§ WHAT IS BEING ASKED:
Here are some entries. Repeat all of them exactly.
┄┄┄┄┄┄┄┄┄┄
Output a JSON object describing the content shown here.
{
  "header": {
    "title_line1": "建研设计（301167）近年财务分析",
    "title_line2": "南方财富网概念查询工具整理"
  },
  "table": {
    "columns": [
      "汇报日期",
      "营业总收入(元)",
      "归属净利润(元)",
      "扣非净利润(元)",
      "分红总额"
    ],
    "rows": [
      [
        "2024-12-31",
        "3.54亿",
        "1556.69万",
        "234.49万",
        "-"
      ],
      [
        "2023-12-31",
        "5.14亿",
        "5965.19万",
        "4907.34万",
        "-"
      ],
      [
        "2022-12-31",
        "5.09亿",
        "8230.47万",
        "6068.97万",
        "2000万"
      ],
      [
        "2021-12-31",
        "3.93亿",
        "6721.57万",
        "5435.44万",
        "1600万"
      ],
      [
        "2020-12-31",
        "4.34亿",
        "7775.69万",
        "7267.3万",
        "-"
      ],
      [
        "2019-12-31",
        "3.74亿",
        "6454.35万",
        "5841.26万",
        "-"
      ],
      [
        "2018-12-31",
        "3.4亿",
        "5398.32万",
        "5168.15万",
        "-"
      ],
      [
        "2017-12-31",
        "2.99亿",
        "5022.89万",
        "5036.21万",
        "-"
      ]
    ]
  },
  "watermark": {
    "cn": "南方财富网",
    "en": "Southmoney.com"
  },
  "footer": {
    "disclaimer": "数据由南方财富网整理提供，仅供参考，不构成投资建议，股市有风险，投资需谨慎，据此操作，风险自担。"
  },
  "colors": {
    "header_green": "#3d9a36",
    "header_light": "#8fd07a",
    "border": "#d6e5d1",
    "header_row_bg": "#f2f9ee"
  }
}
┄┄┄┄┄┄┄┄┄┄
§ TASK RESULT:
Output a JSON object describing the content shown here.
{
  "header": {
    "title_line1": "建研设计（301167）近年财务分析",
    "title_line2": "南方财富网概念查询工具整理"
  },
  "table": {
    "columns": [
      "汇报日期",
      "营业总收入(元)",
      "归属净利润(元)",
      "扣非净利润(元)",
      "分红总额"
    ],
    "rows": [
      [
        "2024-12-31",
        "3.54亿",
        "1556.69万",
        "234.49万",
        "-"
      ],
      [
        "2023-12-31",
        "5.14亿",
        "5965.19万",
        "4907.34万",
        "-"
      ],
      [
        "2022-12-31",
        "5.09亿",
        "8230.47万",
        "6068.97万",
        "2000万"
      ],
      [
        "2021-12-31",
        "3.93亿",
        "6721.57万",
        "5435.44万",
        "1600万"
      ],
      [
        "2020-12-31",
        "4.34亿",
        "7775.69万",
        "7267.3万",
        "-"
      ],
      [
        "2019-12-31",
        "3.74亿",
        "6454.35万",
        "5841.26万",
        "-"
      ],
      [
        "2018-12-31",
        "3.4亿",
        "5398.32万",
        "5168.15万",
        "-"
      ],
      [
        "2017-12-31",
        "2.99亿",
        "5022.89万",
        "5036.21万",
        "-"
      ]
    ]
  },
  "watermark": {
    "cn": "南方财富网",
    "en": "Southmoney.com"
  },
  "footer": {
    "disclaimer": "数据由南方财富网整理提供，仅供参考，不构成投资建议，股市有风险，投资需谨慎，据此操作，风险自担。"
  },
  "colors": {
    "header_green": "#3d9a36",
    "header_light": "#8fd07a",
    "border": "#d6e5d1",
    "header_row_bg": "#f2f9ee"
  }
}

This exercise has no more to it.